The counsellor said that they would “work” on his visa or, in other words, ask the powers-that-be in Washington what to do. “So, I waited and waited – and waited,” he says. “And, until now I heard nothing from them.”
Of course, Washington is fully capable of waiving any prohibition on the granting of a visa to a Yemeni in a case like this, but it chose not to.
Can what Assange and WikiLeaks did in 2010 be compared with what Zikry and AP did in 2019? Some commentators, to their shame, claim that the pursuit of Assange, and his current imprisonment pending possible extradition to the US or Sweden, has nothing to with freedom of expression.
In fact, he was doing what every journalist ought to do and doing it very successfully.
Take Yemen as an example of this. It is a story of great current significance because in recent days senior US officials have denounced Iran for allegedly directing and arming the Houthi rebelswho are fighting Saudi and UAE-backed forces. Action by these supposed Iranian proxies could be a casus belli in the confrontation between the US and Iran.
Mike Pompeo, the US secretary of state, says that Iran has provided the Houthis “with the missile system, the hardware, the military capability” that they have acquired.
John Bolton, the national security adviser, said on Wednesday that Iran risked a “very strong response” from the US for, among other things, drone attacks by the Houthis on Saudi Arabia for which he holds the Iranians responsible.
These accusations by the US, Saudi Arabia and whoever is their Yemeni ally of the day that the Houthis are stooges of Iran armed with Iranian-supplied weapons have a long history. But what do we know about what Washington really thinks of these allegations which have not changed much over the years?
This is where Wikileaks comes to the rescue.
The US embassy in Sanaa may be closed today, but it was open on 9 December 2009 when Stephen Seche, the US ambassador, sent a detailed report to the State Department titled: “Who are the Houthis? How are they fighting?” Citing numerous sources, it says that the Houthis “obtain their weapons from the Yemeni black market” and by corrupt deals with government military commanders. A senior Yemeni intelligence officer is quoted as saying: “The Iranians are not arming the Houthis. The weapons they use are Yemeni.” Another senior official says that the anti-Houthi military “covers up its failures by saying that the weapons [of the Houthis] come from Iran.”
Yemeni experts on the conflict say that Houthi arms acquisition today has likewise little to do with Iran. Yemen has always had a flourishing arms black market in which weapons, large and small, can be obtained in almost any quantity if the money is right. Anti-Houthi forces, copiously supplied by Saudi Arabia and UAE, are happy to profit by selling on weapons to the Houthis or anybody else.
In an earlier period, the embassy study cites “sensitive reporting” – presumably the CIA or another intelligence organisation – as saying that extremists from Somalia, who wanted Katyusha rockets, had simply crossed the Red Sea and bought them in the Yemeni black market.
Revealing important information about the Yemen war – in which at least 70,000 people have been killed – is the reason why the US government is persecuting both Assange and Zikry.

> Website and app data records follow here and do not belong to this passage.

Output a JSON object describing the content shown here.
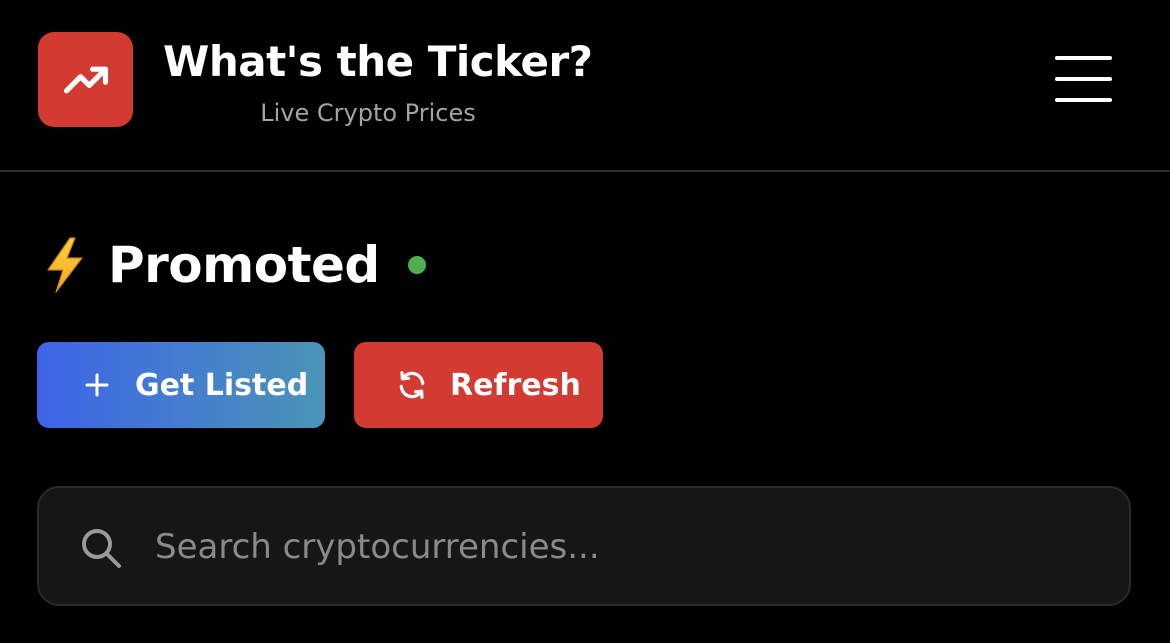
{
  "header": {
    "title": "What's the Ticker?",
    "subtitle": "Live Crypto Prices",
    "logo_icon": "trending-up-icon",
    "menu_icon": "hamburger-menu-icon"
  },
  "promoted": {
    "icon": "lightning-bolt-icon",
    "title": "Promoted",
    "status": "live",
    "status_color": "#4caf50"
  },
  "actions": {
    "get_listed_label": "Get Listed",
    "get_listed_icon": "plus-icon",
    "refresh_label": "Refresh",
    "refresh_icon": "refresh-icon"
  },
  "search": {
    "placeholder": "Search cryptocurrencies...",
    "value": "",
    "icon": "search-icon"
  },
  "colors": {
    "background": "#000000",
    "accent_red": "#d33a31",
    "gradient_start": "#3d64e8",
    "gradient_end": "#4a95b6",
    "search_bg": "#161616",
    "muted_text": "#a3a3a3"
  }
}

The defiant Yemeni journalist says that “one of the key reasons why this land is so impoverished in that tragic condition it has reached today is the US administration’s mass punishment of Yemen”. This is demonstrably true, but doubtless somebody in Washington considers it a secret.